This is going to be another one of those posts that upsets some people.
Legislators will think I’m being unfair. The administration will think I’m taking a shot at the Governor. And other observers will say my critique is too harsh.
To each I say: Too bad. Take a step back. I’m trying to be helpful here.
At issue is William Boyland, Jr. I just read the new indictment of the young Assemblyman. It’s truly fascinating. It turns out that the feds ran a sting operation against him. They posed as businessmen and offered sizeable campaign contributions in return for assistance with a development project. And guess what? Boyland and his staff were only too eager to help.
Is anyone surprised by this scenario?
Now comes the part that will offend the lawmakers: If the same sting operation had been run against all 211 New York state lawmakers (and who is to say that it’s not), what do you think the results would be? How many lawmakers would take the bait? Be honest now.
Do you think a quarter of the lawmakers would do it. Half? More, perhaps?

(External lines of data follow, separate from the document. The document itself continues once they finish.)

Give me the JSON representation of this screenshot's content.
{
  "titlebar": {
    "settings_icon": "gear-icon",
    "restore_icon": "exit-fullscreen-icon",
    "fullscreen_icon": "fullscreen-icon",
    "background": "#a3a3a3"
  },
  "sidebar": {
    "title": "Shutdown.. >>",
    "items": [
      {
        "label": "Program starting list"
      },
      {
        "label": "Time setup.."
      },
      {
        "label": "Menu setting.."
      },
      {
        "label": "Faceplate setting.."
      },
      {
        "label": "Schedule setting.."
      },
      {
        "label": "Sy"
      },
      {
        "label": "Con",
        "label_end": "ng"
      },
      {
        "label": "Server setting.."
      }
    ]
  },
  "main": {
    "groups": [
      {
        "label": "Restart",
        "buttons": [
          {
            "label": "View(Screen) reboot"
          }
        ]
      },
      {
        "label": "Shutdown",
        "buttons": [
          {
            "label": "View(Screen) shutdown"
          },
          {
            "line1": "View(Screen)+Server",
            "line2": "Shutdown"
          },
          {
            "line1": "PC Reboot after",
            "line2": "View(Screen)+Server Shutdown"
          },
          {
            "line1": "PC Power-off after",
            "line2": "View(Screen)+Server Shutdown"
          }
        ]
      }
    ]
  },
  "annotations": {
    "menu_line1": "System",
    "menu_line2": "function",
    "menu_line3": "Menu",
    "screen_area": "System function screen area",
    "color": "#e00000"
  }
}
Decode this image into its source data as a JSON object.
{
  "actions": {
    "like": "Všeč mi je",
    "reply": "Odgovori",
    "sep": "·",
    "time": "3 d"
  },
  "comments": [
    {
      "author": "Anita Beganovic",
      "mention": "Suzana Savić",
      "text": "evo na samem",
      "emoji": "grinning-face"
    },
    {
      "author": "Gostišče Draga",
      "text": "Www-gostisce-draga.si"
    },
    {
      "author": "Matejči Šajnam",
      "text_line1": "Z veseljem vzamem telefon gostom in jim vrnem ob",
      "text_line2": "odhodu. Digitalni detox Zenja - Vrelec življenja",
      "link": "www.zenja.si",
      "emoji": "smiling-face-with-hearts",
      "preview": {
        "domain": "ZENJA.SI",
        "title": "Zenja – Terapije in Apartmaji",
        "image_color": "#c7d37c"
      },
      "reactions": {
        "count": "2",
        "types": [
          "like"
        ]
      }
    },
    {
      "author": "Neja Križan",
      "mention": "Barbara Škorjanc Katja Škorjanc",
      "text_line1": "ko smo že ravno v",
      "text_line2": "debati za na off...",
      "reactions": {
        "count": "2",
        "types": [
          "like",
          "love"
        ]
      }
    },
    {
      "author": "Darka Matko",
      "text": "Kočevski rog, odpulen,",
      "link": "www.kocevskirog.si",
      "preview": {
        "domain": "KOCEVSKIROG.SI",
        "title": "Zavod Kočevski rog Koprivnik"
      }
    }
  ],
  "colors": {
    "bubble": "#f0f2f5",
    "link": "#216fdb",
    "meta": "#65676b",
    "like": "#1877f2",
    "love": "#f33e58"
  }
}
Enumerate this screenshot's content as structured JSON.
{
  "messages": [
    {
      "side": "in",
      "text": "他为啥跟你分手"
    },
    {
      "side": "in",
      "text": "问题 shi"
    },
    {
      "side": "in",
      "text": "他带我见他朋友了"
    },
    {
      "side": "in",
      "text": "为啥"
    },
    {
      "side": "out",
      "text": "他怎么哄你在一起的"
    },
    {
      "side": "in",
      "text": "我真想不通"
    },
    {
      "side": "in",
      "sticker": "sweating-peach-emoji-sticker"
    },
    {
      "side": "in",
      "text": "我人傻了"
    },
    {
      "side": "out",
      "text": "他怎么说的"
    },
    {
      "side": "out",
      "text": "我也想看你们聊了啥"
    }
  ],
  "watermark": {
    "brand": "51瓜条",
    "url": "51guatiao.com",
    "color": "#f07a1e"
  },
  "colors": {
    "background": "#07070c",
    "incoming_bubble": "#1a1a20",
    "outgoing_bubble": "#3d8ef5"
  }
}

I actually believe the majority of lawmakers could easily fallen prey to this sting. No, I’m not saying that they are all evil people. What I am saying is that there is a culture in Albany that perpetuates this sort of thing. And I’m also saying that the failure of state leaders to set up an aggressive independent ethics panel only worsens the problem.
Why? Because when Andrew Cuomo was elected, ethical transgressions did not suddenly cease. In fact, violations of varying severity are occurring every single day and no one, except the Feds, seems to care.
Once again, I make the point that not having a functioning ethics panel is an outrage. And it’s the state legislature itself that should be most upset about this situation. The feds are only filling the ethical vacuum. By failing to constitute a proper investigatory panel in New York, lawmakers have invited this level of federal scrutiny.
In fact, I’ll bet the Feds are salivating. They read the papers. Boyland is just one type of problem; there are many more categories of abuse.
For example, lawmakers are also abusing the “per diem” system. Does anybody doubt that? (BTW, where is DiNapoli or Schneiderman on per diem abuse. Either one could investigate.)
Another abuse involves “bundling.” John Liu is the current poster child for this problem, but it also has been linked to City Council member (and former top Cuomo operative) Bill DiBlasio.
Do the mental exercise again. What if all 211 lawmakers were scrutinized for their per diem claims and bundling practices? How many of the lawmakers would have issues?
It’s not often you can bet on a sure thing.